[Website and app data records]
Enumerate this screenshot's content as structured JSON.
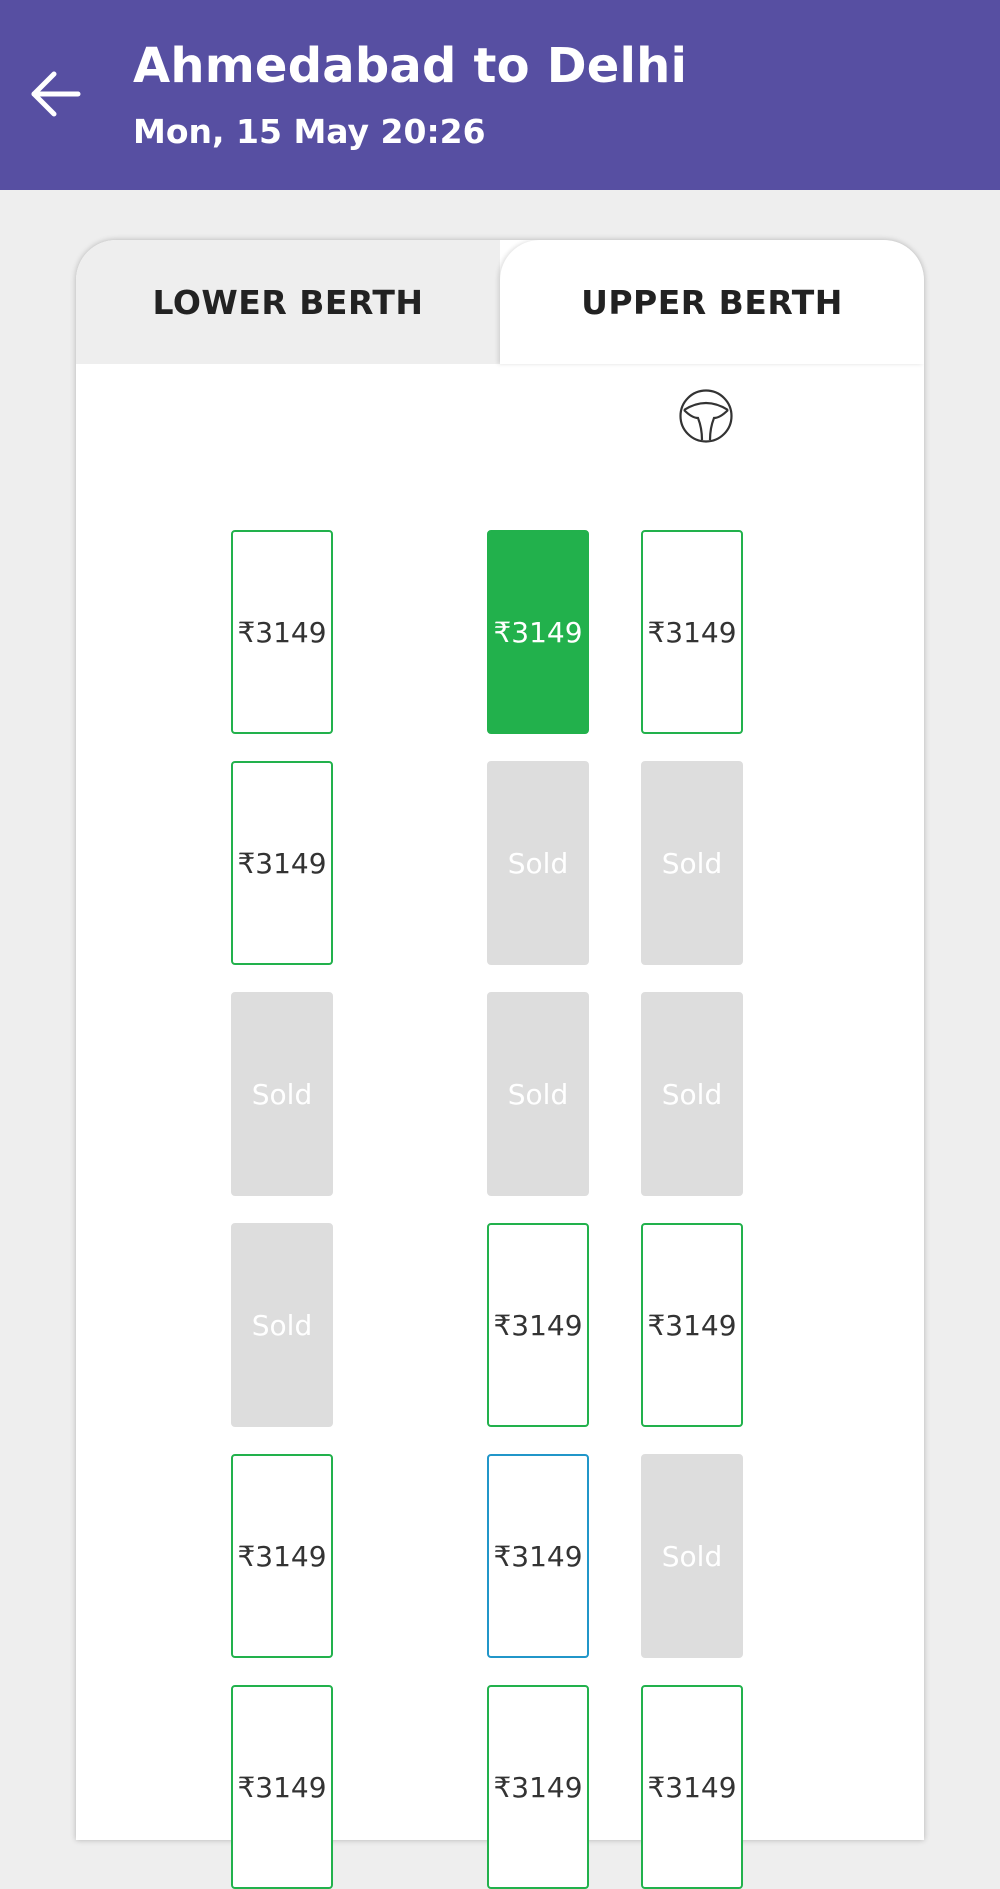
{
  "header": {
    "title": "Ahmedabad to Delhi",
    "subtitle": "Mon, 15 May 20:26",
    "background_color": "#574fa2",
    "back_icon": "arrow-left-icon"
  },
  "tabs": [
    {
      "label": "LOWER BERTH",
      "active": false
    },
    {
      "label": "UPPER BERTH",
      "active": true
    }
  ],
  "steering_icon": "steering-wheel-icon",
  "colors": {
    "available_border": "#22b14c",
    "selected_fill": "#22b14c",
    "sold_fill": "#dddddd",
    "reserved_border": "#2196c9"
  },
  "seat_rows": [
    [
      {
        "label": "₹3149",
        "status": "available"
      },
      {
        "label": "₹3149",
        "status": "selected"
      },
      {
        "label": "₹3149",
        "status": "available"
      }
    ],
    [
      {
        "label": "₹3149",
        "status": "available"
      },
      {
        "label": "Sold",
        "status": "sold"
      },
      {
        "label": "Sold",
        "status": "sold"
      }
    ],
    [
      {
        "label": "Sold",
        "status": "sold"
      },
      {
        "label": "Sold",
        "status": "sold"
      },
      {
        "label": "Sold",
        "status": "sold"
      }
    ],
    [
      {
        "label": "Sold",
        "status": "sold"
      },
      {
        "label": "₹3149",
        "status": "available"
      },
      {
        "label": "₹3149",
        "status": "available"
      }
    ],
    [
      {
        "label": "₹3149",
        "status": "available"
      },
      {
        "label": "₹3149",
        "status": "reserved"
      },
      {
        "label": "Sold",
        "status": "sold"
      }
    ],
    [
      {
        "label": "₹3149",
        "status": "available"
      },
      {
        "label": "₹3149",
        "status": "available"
      },
      {
        "label": "₹3149",
        "status": "available"
      }
    ]
  ]
}
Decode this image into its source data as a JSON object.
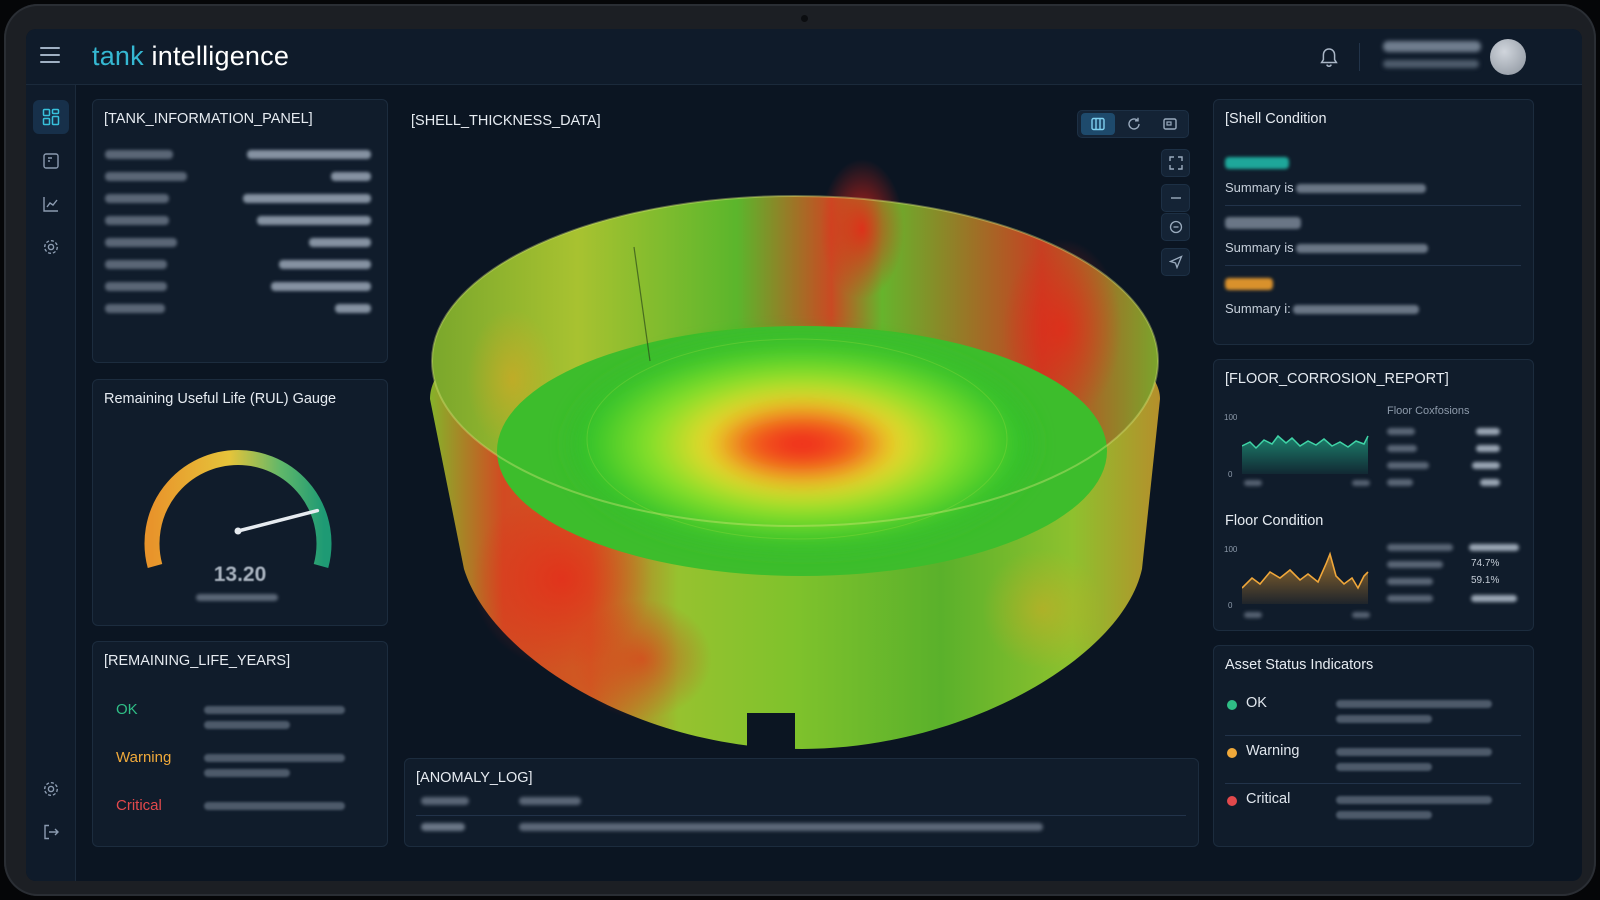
{
  "app": {
    "brand_a": "tank",
    "brand_b": "intelligence"
  },
  "nav": {
    "items": [
      {
        "name": "dashboard-icon",
        "active": true
      },
      {
        "name": "report-icon",
        "active": false
      },
      {
        "name": "trend-chart-icon",
        "active": false
      },
      {
        "name": "settings-icon",
        "active": false
      }
    ],
    "bottom": [
      {
        "name": "settings-icon"
      },
      {
        "name": "logout-icon"
      }
    ]
  },
  "panels": {
    "tank_info": {
      "title": "[TANK_INFORMATION_PANEL]"
    },
    "rul": {
      "title": "Remaining Useful Life (RUL) Gauge",
      "value": "13.20",
      "level_fraction": 0.78
    },
    "remaining_life": {
      "title": "[REMAINING_LIFE_YEARS]",
      "items": [
        {
          "label": "OK",
          "color": "#2fbe86"
        },
        {
          "label": "Warning",
          "color": "#f0a93a"
        },
        {
          "label": "Critical",
          "color": "#e2494c"
        }
      ]
    },
    "shell": {
      "title": "[SHELL_THICKNESS_DATA]"
    },
    "anomaly": {
      "title": "[ANOMALY_LOG]"
    },
    "shell_condition": {
      "title": "[Shell Condition",
      "sections": [
        {
          "head_color": "#1ea79a",
          "summary": "Summary is"
        },
        {
          "head_color": "#6a7686",
          "summary": "Summary is"
        },
        {
          "head_color": "#d9912c",
          "summary": "Summary i:"
        }
      ]
    },
    "floor_corrosion": {
      "title": "[FLOOR_CORROSION_REPORT]",
      "chart_caption": "Floor Coxfosions",
      "y_top": "100",
      "y_bottom": "0"
    },
    "floor_condition": {
      "title": "Floor Condition",
      "y_top": "100",
      "y_bottom": "0",
      "value_1": "74.7%",
      "value_2": "59.1%"
    },
    "asset_status": {
      "title": "Asset Status Indicators",
      "items": [
        {
          "label": "OK",
          "color": "#2fbe86"
        },
        {
          "label": "Warning",
          "color": "#f0a93a"
        },
        {
          "label": "Critical",
          "color": "#e2494c"
        }
      ]
    }
  },
  "colors": {
    "accent": "#35b8d2",
    "panel_bg": "#101c2b",
    "ok": "#2fbe86",
    "warning": "#f0a93a",
    "critical": "#e2494c"
  }
}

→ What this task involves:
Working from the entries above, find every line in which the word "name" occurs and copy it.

→ Answer for this exercise:
        "name": "dashboard-icon",
        "name": "report-icon",
        "name": "trend-chart-icon",
        "name": "settings-icon",
        "name": "settings-icon"
        "name": "logout-icon"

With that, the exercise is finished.